Task -> Please report each line of the data below that contains "Training".

Raw data ->
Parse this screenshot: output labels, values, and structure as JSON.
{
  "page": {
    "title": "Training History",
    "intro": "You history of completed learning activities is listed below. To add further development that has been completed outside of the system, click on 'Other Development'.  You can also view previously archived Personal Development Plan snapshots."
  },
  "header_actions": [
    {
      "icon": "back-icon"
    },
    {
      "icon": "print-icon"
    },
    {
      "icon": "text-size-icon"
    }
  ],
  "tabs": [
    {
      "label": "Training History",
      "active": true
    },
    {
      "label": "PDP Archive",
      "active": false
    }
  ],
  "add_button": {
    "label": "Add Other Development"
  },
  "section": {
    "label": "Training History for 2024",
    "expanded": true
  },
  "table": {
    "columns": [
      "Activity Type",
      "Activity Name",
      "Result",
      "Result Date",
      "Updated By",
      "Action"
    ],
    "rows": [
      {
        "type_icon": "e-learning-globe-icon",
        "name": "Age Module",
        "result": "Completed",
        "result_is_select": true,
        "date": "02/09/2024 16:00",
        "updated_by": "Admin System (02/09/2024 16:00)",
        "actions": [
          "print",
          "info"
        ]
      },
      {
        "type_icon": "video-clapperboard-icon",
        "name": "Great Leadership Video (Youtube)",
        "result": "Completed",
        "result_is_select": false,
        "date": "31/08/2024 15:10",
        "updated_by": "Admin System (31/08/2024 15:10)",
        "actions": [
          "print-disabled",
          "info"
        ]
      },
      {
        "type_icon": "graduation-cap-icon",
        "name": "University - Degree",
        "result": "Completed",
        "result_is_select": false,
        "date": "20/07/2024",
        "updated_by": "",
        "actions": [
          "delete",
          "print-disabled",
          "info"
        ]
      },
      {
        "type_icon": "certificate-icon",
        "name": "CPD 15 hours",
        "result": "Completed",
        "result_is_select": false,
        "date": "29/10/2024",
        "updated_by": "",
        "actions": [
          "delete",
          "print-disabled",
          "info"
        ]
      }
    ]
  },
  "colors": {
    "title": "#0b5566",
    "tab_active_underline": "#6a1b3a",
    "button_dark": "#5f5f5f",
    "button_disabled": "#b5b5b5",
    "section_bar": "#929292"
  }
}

Expected output ->
    "title": "Training History",
      "label": "Training History",
    "label": "Training History for 2024",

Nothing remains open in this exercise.